** Information shown follows **

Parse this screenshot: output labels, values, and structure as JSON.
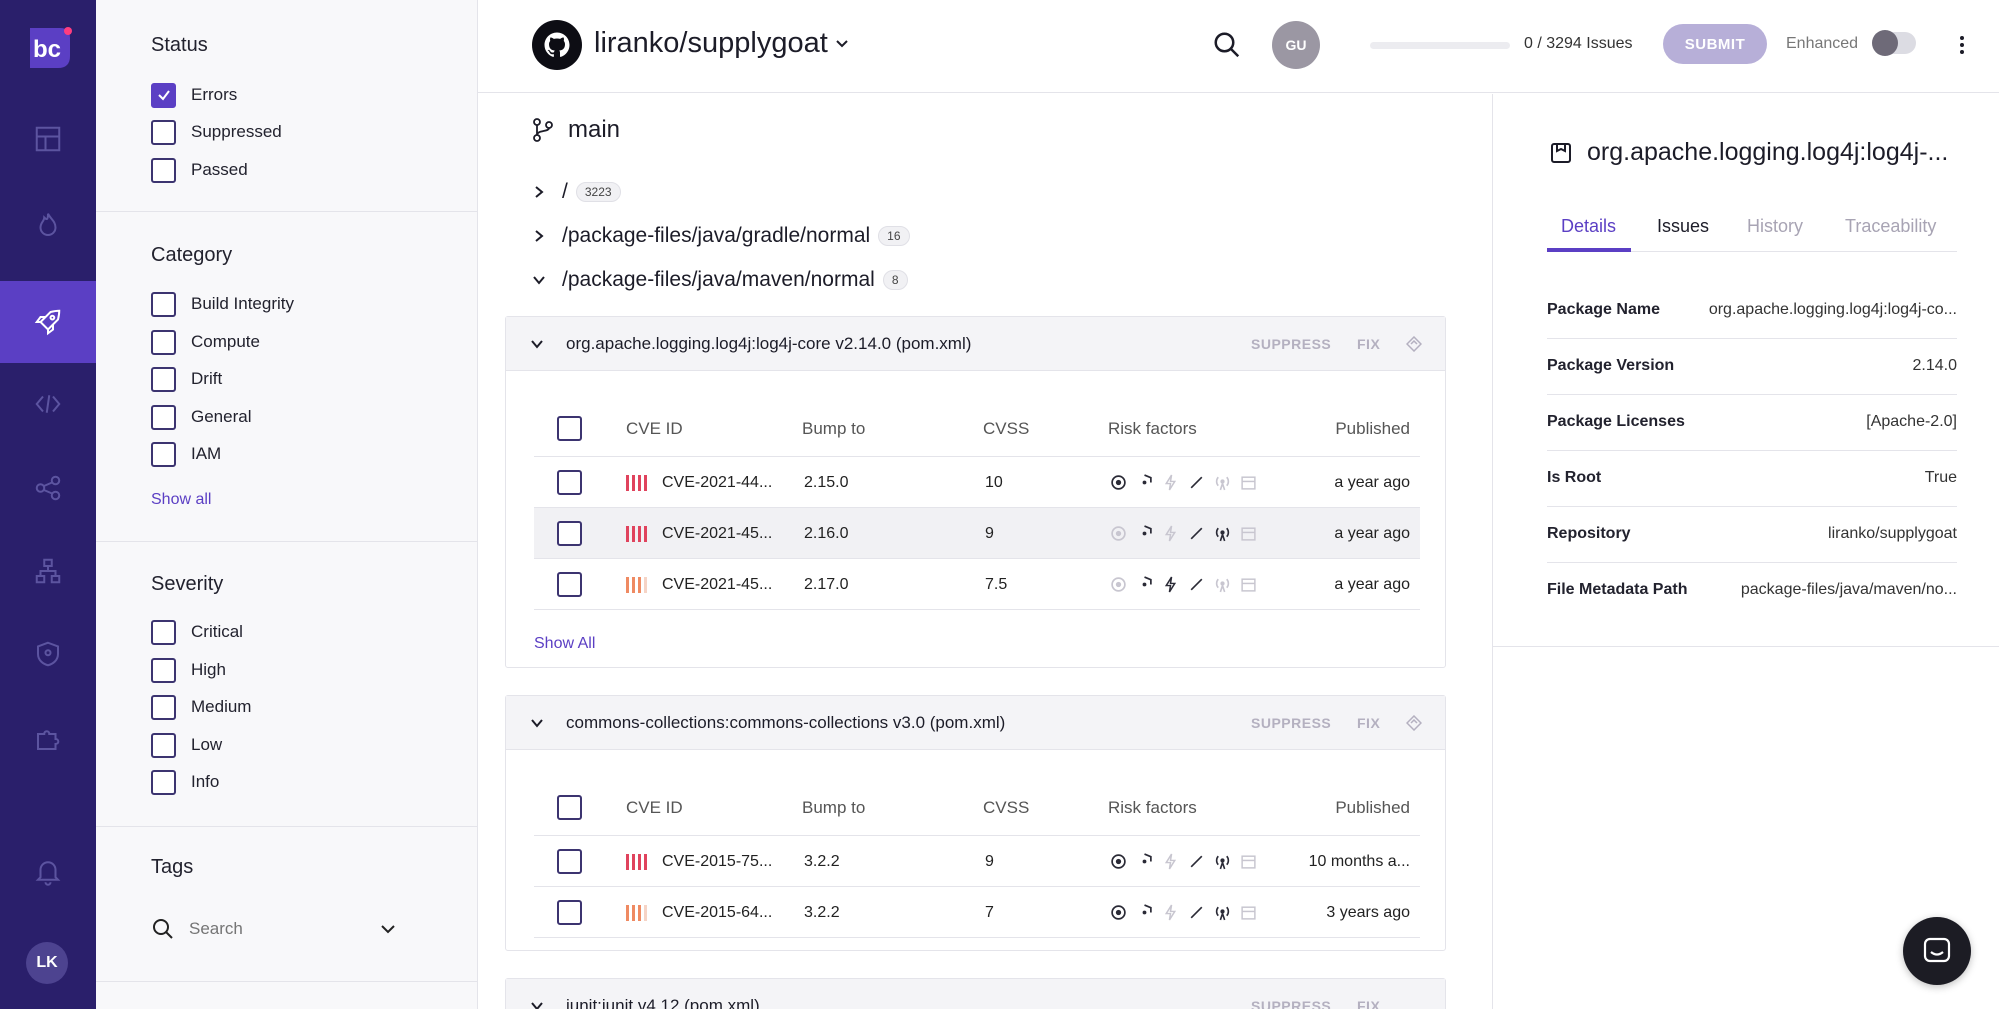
{
  "colors": {
    "accent": "#5b3fc4",
    "rail": "#2a1f6b",
    "critical": "#e0435d",
    "high": "#ef8a62"
  },
  "rail": {
    "logo_text": "bc",
    "items": [
      {
        "icon": "dashboard-icon"
      },
      {
        "icon": "flame-icon"
      },
      {
        "icon": "rocket-icon",
        "active": true
      },
      {
        "icon": "code-icon"
      },
      {
        "icon": "share-nodes-icon"
      },
      {
        "icon": "hierarchy-icon"
      },
      {
        "icon": "shield-icon"
      },
      {
        "icon": "puzzle-icon"
      },
      {
        "icon": "bell-icon"
      }
    ],
    "avatar": "LK"
  },
  "filters": {
    "status": {
      "title": "Status",
      "options": [
        {
          "label": "Errors",
          "checked": true
        },
        {
          "label": "Suppressed",
          "checked": false
        },
        {
          "label": "Passed",
          "checked": false
        }
      ]
    },
    "category": {
      "title": "Category",
      "options": [
        {
          "label": "Build Integrity"
        },
        {
          "label": "Compute"
        },
        {
          "label": "Drift"
        },
        {
          "label": "General"
        },
        {
          "label": "IAM"
        }
      ],
      "show_all": "Show all"
    },
    "severity": {
      "title": "Severity",
      "options": [
        {
          "label": "Critical"
        },
        {
          "label": "High"
        },
        {
          "label": "Medium"
        },
        {
          "label": "Low"
        },
        {
          "label": "Info"
        }
      ]
    },
    "tags": {
      "title": "Tags",
      "search_placeholder": "Search"
    }
  },
  "header": {
    "repo": "liranko/supplygoat",
    "user_initials": "GU",
    "progress": 0,
    "issues_count": "0 / 3294 Issues",
    "submit_label": "SUBMIT",
    "enhanced_label": "Enhanced"
  },
  "main": {
    "branch": "main",
    "tree": [
      {
        "path": "/",
        "count": "3223",
        "expanded": false
      },
      {
        "path": "/package-files/java/gradle/normal",
        "count": "16",
        "expanded": false
      },
      {
        "path": "/package-files/java/maven/normal",
        "count": "8",
        "expanded": true
      }
    ],
    "columns": {
      "cve": "CVE ID",
      "bump": "Bump to",
      "cvss": "CVSS",
      "risk": "Risk factors",
      "published": "Published"
    },
    "suppress_label": "SUPPRESS",
    "fix_label": "FIX",
    "show_all_label": "Show All",
    "packages": [
      {
        "title": "org.apache.logging.log4j:log4j-core v2.14.0 (pom.xml)",
        "rows": [
          {
            "cve": "CVE-2021-44...",
            "bump": "2.15.0",
            "cvss": "10",
            "published": "a year ago",
            "severity": "critical"
          },
          {
            "cve": "CVE-2021-45...",
            "bump": "2.16.0",
            "cvss": "9",
            "published": "a year ago",
            "severity": "critical"
          },
          {
            "cve": "CVE-2021-45...",
            "bump": "2.17.0",
            "cvss": "7.5",
            "published": "a year ago",
            "severity": "high"
          }
        ]
      },
      {
        "title": "commons-collections:commons-collections v3.0 (pom.xml)",
        "rows": [
          {
            "cve": "CVE-2015-75...",
            "bump": "3.2.2",
            "cvss": "9",
            "published": "10 months a...",
            "severity": "critical"
          },
          {
            "cve": "CVE-2015-64...",
            "bump": "3.2.2",
            "cvss": "7",
            "published": "3 years ago",
            "severity": "high"
          }
        ]
      },
      {
        "title": "junit:junit v4.12 (pom.xml)",
        "rows": []
      }
    ]
  },
  "details": {
    "title": "org.apache.logging.log4j:log4j-...",
    "tabs": [
      "Details",
      "Issues",
      "History",
      "Traceability"
    ],
    "props": [
      {
        "key": "Package Name",
        "value": "org.apache.logging.log4j:log4j-co..."
      },
      {
        "key": "Package Version",
        "value": "2.14.0"
      },
      {
        "key": "Package Licenses",
        "value": "[Apache-2.0]"
      },
      {
        "key": "Is Root",
        "value": "True"
      },
      {
        "key": "Repository",
        "value": "liranko/supplygoat"
      },
      {
        "key": "File Metadata Path",
        "value": "package-files/java/maven/no..."
      }
    ]
  }
}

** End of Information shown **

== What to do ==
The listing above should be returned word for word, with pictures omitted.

== Completed exercise ==
Parse this screenshot: output labels, values, and structure as JSON.
{
  "colors": {
    "accent": "#5b3fc4",
    "rail": "#2a1f6b",
    "critical": "#e0435d",
    "high": "#ef8a62"
  },
  "rail": {
    "logo_text": "bc",
    "items": [
      {
        "icon": "dashboard-icon"
      },
      {
        "icon": "flame-icon"
      },
      {
        "icon": "rocket-icon",
        "active": true
      },
      {
        "icon": "code-icon"
      },
      {
        "icon": "share-nodes-icon"
      },
      {
        "icon": "hierarchy-icon"
      },
      {
        "icon": "shield-icon"
      },
      {
        "icon": "puzzle-icon"
      },
      {
        "icon": "bell-icon"
      }
    ],
    "avatar": "LK"
  },
  "filters": {
    "status": {
      "title": "Status",
      "options": [
        {
          "label": "Errors",
          "checked": true
        },
        {
          "label": "Suppressed",
          "checked": false
        },
        {
          "label": "Passed",
          "checked": false
        }
      ]
    },
    "category": {
      "title": "Category",
      "options": [
        {
          "label": "Build Integrity"
        },
        {
          "label": "Compute"
        },
        {
          "label": "Drift"
        },
        {
          "label": "General"
        },
        {
          "label": "IAM"
        }
      ],
      "show_all": "Show all"
    },
    "severity": {
      "title": "Severity",
      "options": [
        {
          "label": "Critical"
        },
        {
          "label": "High"
        },
        {
          "label": "Medium"
        },
        {
          "label": "Low"
        },
        {
          "label": "Info"
        }
      ]
    },
    "tags": {
      "title": "Tags",
      "search_placeholder": "Search"
    }
  },
  "header": {
    "repo": "liranko/supplygoat",
    "user_initials": "GU",
    "progress": 0,
    "issues_count": "0 / 3294 Issues",
    "submit_label": "SUBMIT",
    "enhanced_label": "Enhanced"
  },
  "main": {
    "branch": "main",
    "tree": [
      {
        "path": "/",
        "count": "3223",
        "expanded": false
      },
      {
        "path": "/package-files/java/gradle/normal",
        "count": "16",
        "expanded": false
      },
      {
        "path": "/package-files/java/maven/normal",
        "count": "8",
        "expanded": true
      }
    ],
    "columns": {
      "cve": "CVE ID",
      "bump": "Bump to",
      "cvss": "CVSS",
      "risk": "Risk factors",
      "published": "Published"
    },
    "suppress_label": "SUPPRESS",
    "fix_label": "FIX",
    "show_all_label": "Show All",
    "packages": [
      {
        "title": "org.apache.logging.log4j:log4j-core v2.14.0 (pom.xml)",
        "rows": [
          {
            "cve": "CVE-2021-44...",
            "bump": "2.15.0",
            "cvss": "10",
            "published": "a year ago",
            "severity": "critical"
          },
          {
            "cve": "CVE-2021-45...",
            "bump": "2.16.0",
            "cvss": "9",
            "published": "a year ago",
            "severity": "critical"
          },
          {
            "cve": "CVE-2021-45...",
            "bump": "2.17.0",
            "cvss": "7.5",
            "published": "a year ago",
            "severity": "high"
          }
        ]
      },
      {
        "title": "commons-collections:commons-collections v3.0 (pom.xml)",
        "rows": [
          {
            "cve": "CVE-2015-75...",
            "bump": "3.2.2",
            "cvss": "9",
            "published": "10 months a...",
            "severity": "critical"
          },
          {
            "cve": "CVE-2015-64...",
            "bump": "3.2.2",
            "cvss": "7",
            "published": "3 years ago",
            "severity": "high"
          }
        ]
      },
      {
        "title": "junit:junit v4.12 (pom.xml)",
        "rows": []
      }
    ]
  },
  "details": {
    "title": "org.apache.logging.log4j:log4j-...",
    "tabs": [
      "Details",
      "Issues",
      "History",
      "Traceability"
    ],
    "props": [
      {
        "key": "Package Name",
        "value": "org.apache.logging.log4j:log4j-co..."
      },
      {
        "key": "Package Version",
        "value": "2.14.0"
      },
      {
        "key": "Package Licenses",
        "value": "[Apache-2.0]"
      },
      {
        "key": "Is Root",
        "value": "True"
      },
      {
        "key": "Repository",
        "value": "liranko/supplygoat"
      },
      {
        "key": "File Metadata Path",
        "value": "package-files/java/maven/no..."
      }
    ]
  }
}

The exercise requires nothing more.